The understanding of many quantum phenomena in solid state physics heavily relies the ability to measure the dispersion relation of the fundamental excitations of the system. In the blossoming field of cavity polariton research, this dispersion relation is directly encoded in the propagation direction of the light emitted by the sample. To decrease the background signal and, therefore, increase the detected signal's quality, thin planar samples are used to perform transmission spectroscopy measurements. The group of Martin Kroner (ETH Zürich, Swizerland) performs such spectroscopy measurements using a table integrated closed cycle cryostat, the attoDRY800, as cold platform for the sample. By allowing for free space optical access to the sample from both sides, the attoDRY800 setup is an ideal platform to carry transmission measurements. In addition, the cold platform’s compactness results in a high stability and leaves most of the optic’s table space for the optical setup.
Link to the group's webpage
A nanoscale quantum sensor at high pressures
Pressure affects phenomena ranging from the properties of planetary interiors to transitions between quantum mechanical phases. However, the enormous stress gradients generated in high pressure experimental apparatuses, such as the diamond anvil cell, limit the utility of most conventional spectroscopy techniques. To address this challenge, a novel nanoscale sensing platform was independently developed by three groups (given in alphabetic order): the Jean-Francois Roch group (Université Paris-Sud, FR), the Sen Yang group (Chinese University of Hong Kong, CN), and the Norman Yao group (University of California, Berkeley, USA). The researchers used quantum spin defects integrated into an anvil cell to detect minuscule signals under extreme pressures and temperatures with diffraction-limited spatial resolution.
For this purpose, Norman Yao and colleagues utilized the table-integrated closed cycle attoDRY800 cryostat - the ideal platform for precise and rapid temperature control of a diamond anvil cell while offering a large sample chamber and free-beam optical access. The convenience of the closed-cycle cryostat allowed the researchers to publish their results to arXiv just nine months after installation.
S. Hsieh et al., Imaging stress and magnetism at high pressures using a nanoscale quantum sensor, arXiv:1812.08796 (2018)
M. Lesik, et al., Magnetic measurements on micron-size samples under high pressure using designed NV centers, arXiv:1812.09894 (2018)
K. Yau Yip et al., Quantum sensing of local magnetic field texture in strongly correlated electron systems under extreme conditions, arXiv:1812.10116 (2018)
Exceptional Drift Stability: Cryogenic Wide-field Microscopy

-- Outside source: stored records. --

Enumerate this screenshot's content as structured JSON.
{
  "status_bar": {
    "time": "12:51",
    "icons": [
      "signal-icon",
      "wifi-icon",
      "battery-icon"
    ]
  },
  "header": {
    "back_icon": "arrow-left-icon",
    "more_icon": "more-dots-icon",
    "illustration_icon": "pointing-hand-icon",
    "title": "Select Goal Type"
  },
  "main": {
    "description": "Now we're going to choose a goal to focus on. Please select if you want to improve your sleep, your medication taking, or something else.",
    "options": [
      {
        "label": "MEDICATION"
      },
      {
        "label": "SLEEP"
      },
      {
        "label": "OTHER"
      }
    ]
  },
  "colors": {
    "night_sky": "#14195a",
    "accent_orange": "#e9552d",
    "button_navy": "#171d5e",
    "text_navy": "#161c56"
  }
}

When dealing with optical microscopy at low temperatures, one pre-requisite of paramount importance is the spatial stability: scarce optical signals such as those from single photon sources often imply long acquisition times, and hence require conditions as stable as possible over extended measurement periods. Temperature fluctuations and gradients, combined with mismatched thermal expansion coefficients among the parts, can jeopardize the acquisition of images over a range of temperatures or longer periods of time.
The LT-APO configuration of the attoDRY800 with cold apochromatic objectives has been expressly designed in order to optimize the stability performance. Overall, this minimizes thermal drifts significantly compared to optics sitting at room temperature - be it in vacuum or outside of the cryostat:
· no measurable drift over 40 h at base temperature, and up to 30 K
· smaller by almost a factor of 20 compared to warm objectives over the full temperature range
Also, vibrations are absolutely no concern since there is no measurable difference between cryocooler ON and OFF configuration even at ultimate resolution.